For example, when Bannock County officials said the Idaho Tax Commission had told them the county was out of compliance with state assessment standards, the Tax Commission said the county had never been out of compliance.

The Tax Commission could have better articulated its response because what it should have said was that the results of this year’s countywide reassessment would determine the compliance issue.

That message didn’t come through until the meeting between county officials and the Tax Commission last week at the Bannock County Courthouse, during which the Tax Commission said that thanks to the 2019 countywide reassessment Bannock County is in compliance with the state requirement that property assessments in the county reflect true market values.

Obviously there are many Bannock County residents who would disagree with the Tax Commission regarding the true market value issue. What also helped motivate many Bannock County residents to sign the petitions to recall Davies and the county commissioners is the fact many people’s phone calls to the Assessor’s Office about their new assessments went unreturned.

And when faced with thousands of assessment appeals from county residents the county responded with blanket assessment reductions that made the reassessment look like even more of a sham.
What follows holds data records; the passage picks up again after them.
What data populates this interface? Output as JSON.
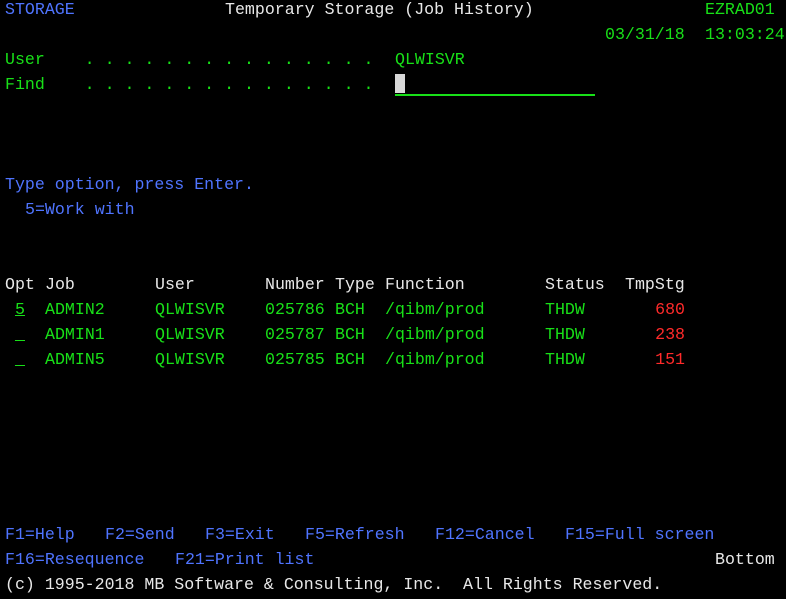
{
  "header": {
    "program": "STORAGE",
    "title": "Temporary Storage (Job History)",
    "system": "EZRAD01",
    "date": "03/31/18",
    "time": "13:03:24"
  },
  "fields": {
    "user_label": "User    . . . . . . . . . . . . . . .",
    "user_value": "QLWISVR",
    "find_label": "Find    . . . . . . . . . . . . . . .",
    "find_value": ""
  },
  "instructions": {
    "line1": "Type option, press Enter.",
    "line2": "5=Work with"
  },
  "table": {
    "headers": [
      "Opt",
      "Job",
      "User",
      "Number",
      "Type",
      "Function",
      "Status",
      "TmpStg"
    ],
    "rows": [
      {
        "opt": "5",
        "job": "ADMIN2",
        "user": "QLWISVR",
        "number": "025786",
        "type": "BCH",
        "function": "/qibm/prod",
        "status": "THDW",
        "tmpstg": "680"
      },
      {
        "opt": "_",
        "job": "ADMIN1",
        "user": "QLWISVR",
        "number": "025787",
        "type": "BCH",
        "function": "/qibm/prod",
        "status": "THDW",
        "tmpstg": "238"
      },
      {
        "opt": "_",
        "job": "ADMIN5",
        "user": "QLWISVR",
        "number": "025785",
        "type": "BCH",
        "function": "/qibm/prod",
        "status": "THDW",
        "tmpstg": "151"
      }
    ]
  },
  "fkeys": {
    "row1": [
      "F1=Help",
      "F2=Send",
      "F3=Exit",
      "F5=Refresh",
      "F12=Cancel",
      "F15=Full screen"
    ],
    "row2": [
      "F16=Resequence",
      "F21=Print list"
    ]
  },
  "scroll_indicator": "Bottom",
  "copyright": "(c) 1995-2018 MB Software & Consulting, Inc.  All Rights Reserved.",
  "colors": {
    "blue": "#4f74ff",
    "green": "#18e018",
    "white": "#e8e8e8",
    "red": "#ff2a2a"
  }
}
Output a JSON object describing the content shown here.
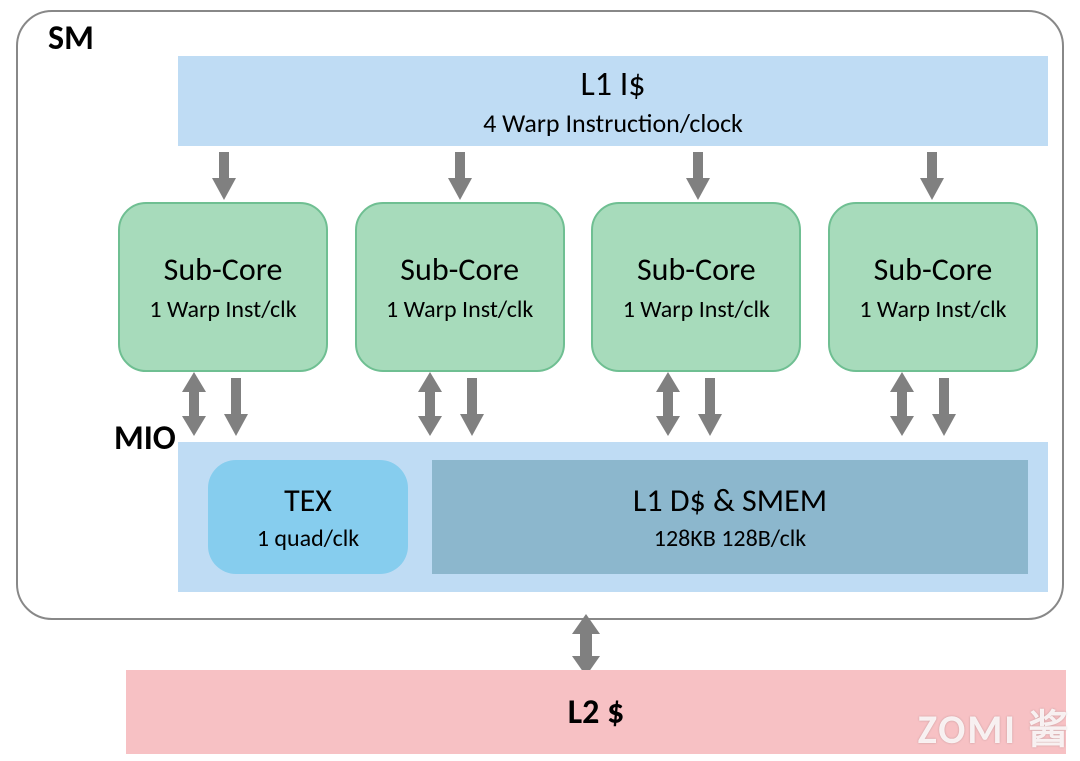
{
  "sm_label": "SM",
  "l1i": {
    "title": "L1 I$",
    "sub": "4 Warp Instruction/clock"
  },
  "subcores": [
    {
      "title": "Sub-Core",
      "sub": "1 Warp Inst/clk"
    },
    {
      "title": "Sub-Core",
      "sub": "1 Warp Inst/clk"
    },
    {
      "title": "Sub-Core",
      "sub": "1 Warp Inst/clk"
    },
    {
      "title": "Sub-Core",
      "sub": "1 Warp Inst/clk"
    }
  ],
  "mio_label": "MIO",
  "tex": {
    "title": "TEX",
    "sub": "1 quad/clk"
  },
  "l1d": {
    "title": "L1 D$ & SMEM",
    "sub": "128KB 128B/clk"
  },
  "l2": "L2 $",
  "watermark": "ZOMI 酱",
  "colors": {
    "lightblue": "#bfdcf4",
    "green": "#a7dbbb",
    "midblue": "#86cdee",
    "steelblue": "#8cb7cd",
    "pink": "#f7c1c4",
    "arrow": "#808080"
  }
}
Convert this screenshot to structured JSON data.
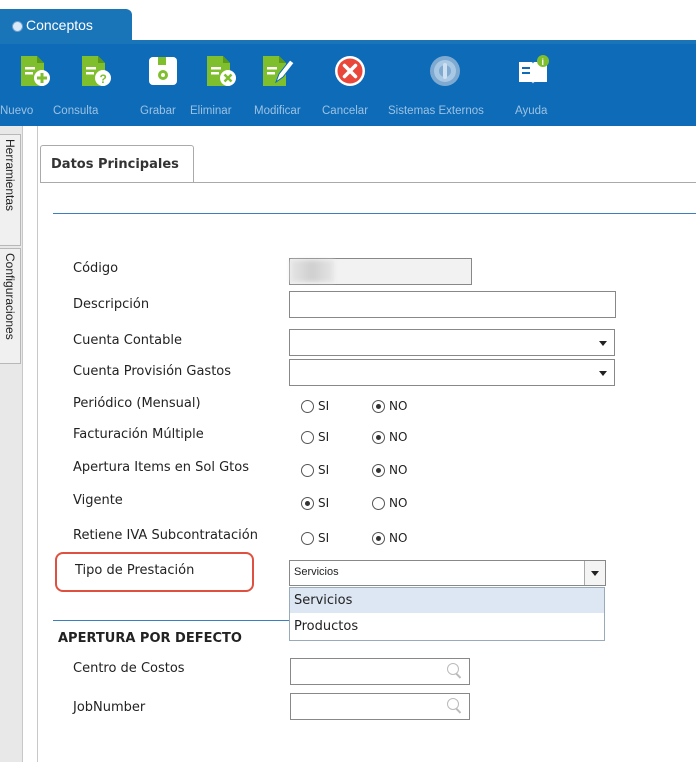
{
  "window": {
    "tab_title": "Conceptos"
  },
  "toolbar": {
    "buttons": [
      {
        "label": "Nuevo",
        "icon": "doc-add-icon",
        "active": false
      },
      {
        "label": "Consulta",
        "icon": "doc-query-icon",
        "active": false
      },
      {
        "label": "Grabar",
        "icon": "save-icon",
        "active": true
      },
      {
        "label": "Eliminar",
        "icon": "doc-delete-icon",
        "active": false
      },
      {
        "label": "Modificar",
        "icon": "doc-edit-icon",
        "active": false
      },
      {
        "label": "Cancelar",
        "icon": "cancel-icon",
        "active": true
      },
      {
        "label": "Sistemas Externos",
        "icon": "external-systems-icon",
        "active": false
      },
      {
        "label": "Ayuda",
        "icon": "help-book-icon",
        "active": true
      }
    ]
  },
  "side_tabs": [
    "Herramientas",
    "Configuraciones"
  ],
  "section_tab": "Datos Principales",
  "form": {
    "codigo_label": "Código",
    "descripcion_label": "Descripción",
    "cuenta_contable_label": "Cuenta Contable",
    "cuenta_provision_label": "Cuenta Provisión Gastos",
    "radio_rows": [
      {
        "label": "Periódico (Mensual)",
        "si": "SI",
        "no": "NO",
        "value": "NO"
      },
      {
        "label": "Facturación Múltiple",
        "si": "SI",
        "no": "NO",
        "value": "NO"
      },
      {
        "label": "Apertura Items en Sol Gtos",
        "si": "SI",
        "no": "NO",
        "value": "NO"
      },
      {
        "label": "Vigente",
        "si": "SI",
        "no": "NO",
        "value": "SI"
      },
      {
        "label": "Retiene IVA Subcontratación",
        "si": "SI",
        "no": "NO",
        "value": "NO"
      }
    ],
    "tipo_prestacion_label": "Tipo de Prestación",
    "tipo_prestacion_value": "Servicios",
    "tipo_prestacion_options": [
      "Servicios",
      "Productos"
    ]
  },
  "apertura": {
    "title": "APERTURA POR DEFECTO",
    "centro_label": "Centro de Costos",
    "jobnumber_label": "JobNumber"
  },
  "colors": {
    "toolbar_bg": "#0d6bb8",
    "highlight": "#e05040"
  }
}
Then there were the 100-plus properties that had assessments that were so screwed up that the county commissioners reverted those assessed values back to 2018 levels. The countywide property reassessment of 2019 could have obviously been a lot less controversial and painful for the community had county officials done some things differently.

One easy step would have been to hold public meetings educating county residents about the reassessment process starting back in the spring. Such meetings would have prepared county residents for a reassessment that would reflect the fact that property values in Bannock County are on the upturn.

Better communication with the Tax Commission so that county officials and the Tax Commission were on the same page when it came to communicating with the public and media would have also lessened the reassessment heartburn felt by county residents.

If the Assessor’s Office had recognized the problems with the reassessment sooner and communicated those to the county commission sooner and more accurately, we feel the county would have handled things much differently. The decision to go with new Assessor’s Office computer software during Davies’ first year as assessor and during a countywide reassessment proved to be ill-fated, to put it politely.

Inexplicably the county did nothing beforehand that would counter the feeling among many if not most county property owners that their new assessments were way higher than what they could ever receive for their properties in the current real estate market.

This doomed the public perception of the reassessment and everything else took the public’s outrage to new levels. All of this has resulted in the perfect storm that has left four top Bannock County officials facing the very real threat of recall.

There’s not much of a silver lining to any of this except that if Davies, Tovey, Brown and Moser survive the recall threat, they will surely not mishandle such an important task as a countywide reassessment in the future.

Do they regret how the reassessment was handled? We are certain they do.

But that’s cold comfort now — for them and the rest of us.